These risk factors are driven by social and economic determinants that exist outside the domain of the health sector. These include poverty, globalization, trade, education, urbanization, climate change, employment conditions and gender disparities among others
Nigeria is currently working with the WHO to develop and implement comprehensive policies and strategies for the management of the major NCDs.
Neglected Tropical Diseases (NTDs)
NTDs include diseases like filariasis, onchocerciasis, schistosomiasis, trachoma and soil transmitted helminthes.
In 2016, it was revealed that 66.6 million people received treatment for an NTD in Nigeria while 62.4 million people in need did not receive treatment for NTD in that same year.
The treatment coverage has been fluctuating over the last few years with regards to NTDs. The coverage for lymphatic filariasis in Nigeria increased from 50% in 2015 to 54% in 2016 with over 123 million people needing treatment. Also, the treatment coverage for onchocerciasis in Nigeria decreased from 74% in 2015 to 67% in 2016 with over 53.1 million people needing treatment.
Another NTD, schistosomiasis has infected over 25 million school-aged children with less than 10 million of these children gaining access to treatment.
In terms of solving this health concern, there is the need to increase the budgetary allocation for NTDs at the national level. Also, providing timely data to the Expanded Special Project for the Elimination of Neglected Tropical Diseases (ESPEN) is mandatory to enable monitoring and planning.
HIV/AIDS is another public health concern although the response of international agencies and the Nigerian Government has greatly reduced the prevalence of this disease.
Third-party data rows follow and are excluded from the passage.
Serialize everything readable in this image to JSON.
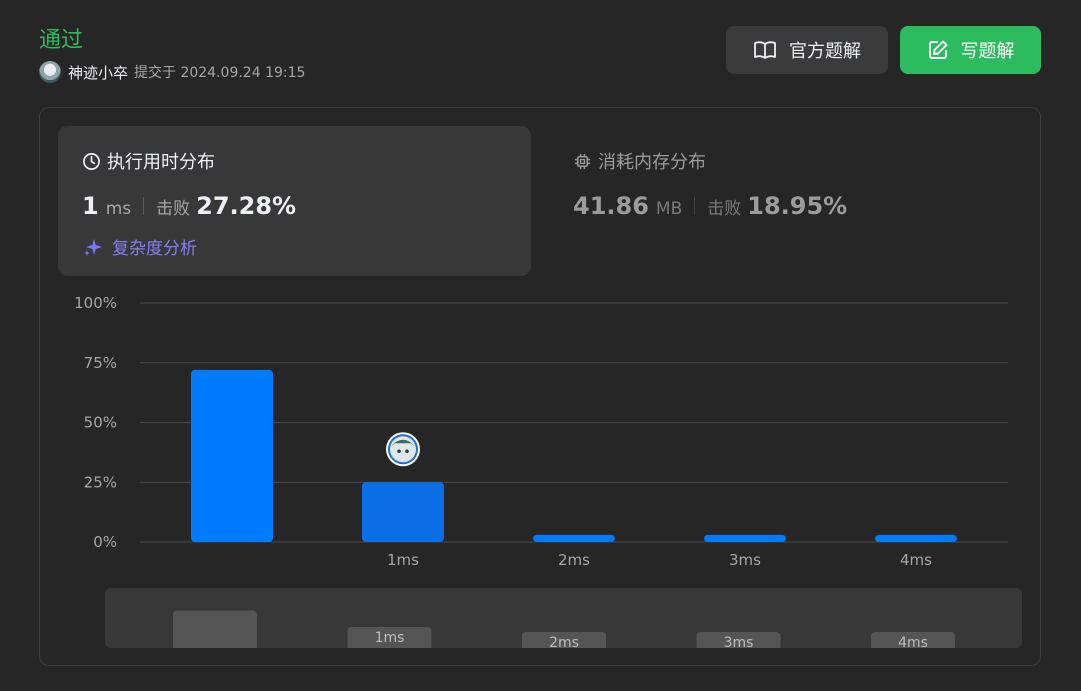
{
  "submission": {
    "status": "通过",
    "user_name": "神迹小卒",
    "submitted_label": "提交于 2024.09.24 19:15"
  },
  "buttons": {
    "editorial": "官方题解",
    "write_solution": "写题解"
  },
  "runtime": {
    "title": "执行用时分布",
    "value": "1",
    "unit": "ms",
    "beats_label": "击败",
    "beats_pct": "27.28%",
    "complexity_link": "复杂度分析"
  },
  "memory": {
    "title": "消耗内存分布",
    "value": "41.86",
    "unit": "MB",
    "beats_label": "击败",
    "beats_pct": "18.95%"
  },
  "colors": {
    "accepted": "#2cbb5d",
    "bar": "#007aff",
    "bar_selected": "#0a6fe6",
    "complexity_link": "#8b7df5"
  },
  "chart_data": {
    "type": "bar",
    "categories": [
      "",
      "1ms",
      "2ms",
      "3ms",
      "4ms"
    ],
    "values": [
      72,
      25,
      3,
      3,
      3
    ],
    "highlight_index": 1,
    "ylim": [
      0,
      100
    ],
    "yticks": [
      "100%",
      "75%",
      "50%",
      "25%",
      "0%"
    ],
    "ytick_values": [
      100,
      75,
      50,
      25,
      0
    ],
    "grid": true,
    "overview_labels": [
      "",
      "1ms",
      "2ms",
      "3ms",
      "4ms"
    ]
  }
}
Currently, the prevalence rate is relatively low in the country with just a little over 3 million people in the country reportedly living with AIDS. However, this accounts for the second largest epidemic in the world.
The major cause of HIV/AIDS has been traced to unprotected heterosexual sex which accounts for 80% of new HIV infections in Nigeria, with the majority of remaining HIV infections occurring in key affected populations such as sex workers.
Malaria has been a public health problem for several decades in Nigeria. In 2016, Nigeria had the highest out of fifteen countries who accounted for 80% of global malaria deaths with approximately 51 million cases and 207,000 deaths reported annually.
This means that an estimated 30% of the total malaria burden in Africa can be traced to Nigeria. It has also been revealed that 97 % of the total population (approximately 173 million) is at risk of infection.
The Nigerian Government and donor agencies have been actively involved in managing the malaria epidemic with subsidized treatment and increasing access to this treatment.
Early in 2018, there were reported cases of Lassa fever in states like Bauchi, Gombe, Plateau and Rivers state. However, the number of cases has been declining thanks to the prompt response of the Nigerian Government and that of donor agencies.
In November 2018, it was reported that there was an outbreak of yellow fever in Edo state, however, the Nigeria Centre for Disease Control (NCDC), National Primary Health Care Development Agency (NPHCDA) and World Health Organisation (WHO) have been working round the clock to prevent the spread of this disease.
When it comes to infectious diseases, the public health system in Nigeria has been able to contain most cases. However, there are some parts of the country where the system is facing numerous challenges. For instance, in the Northeastern part of the country, the Boko Haram insurgency which has reportedly displaced over 2 million Nigerians coupled with the non functioning health infrastructures in this region has made health care delivery difficult.
In fact, eradicating infectious diseases has been difficult in the North. For example, Nigeria is one of the three countries in the world that is yet to eradicate the polio virus and this is because of the inefficient public health system in North-Eastern region.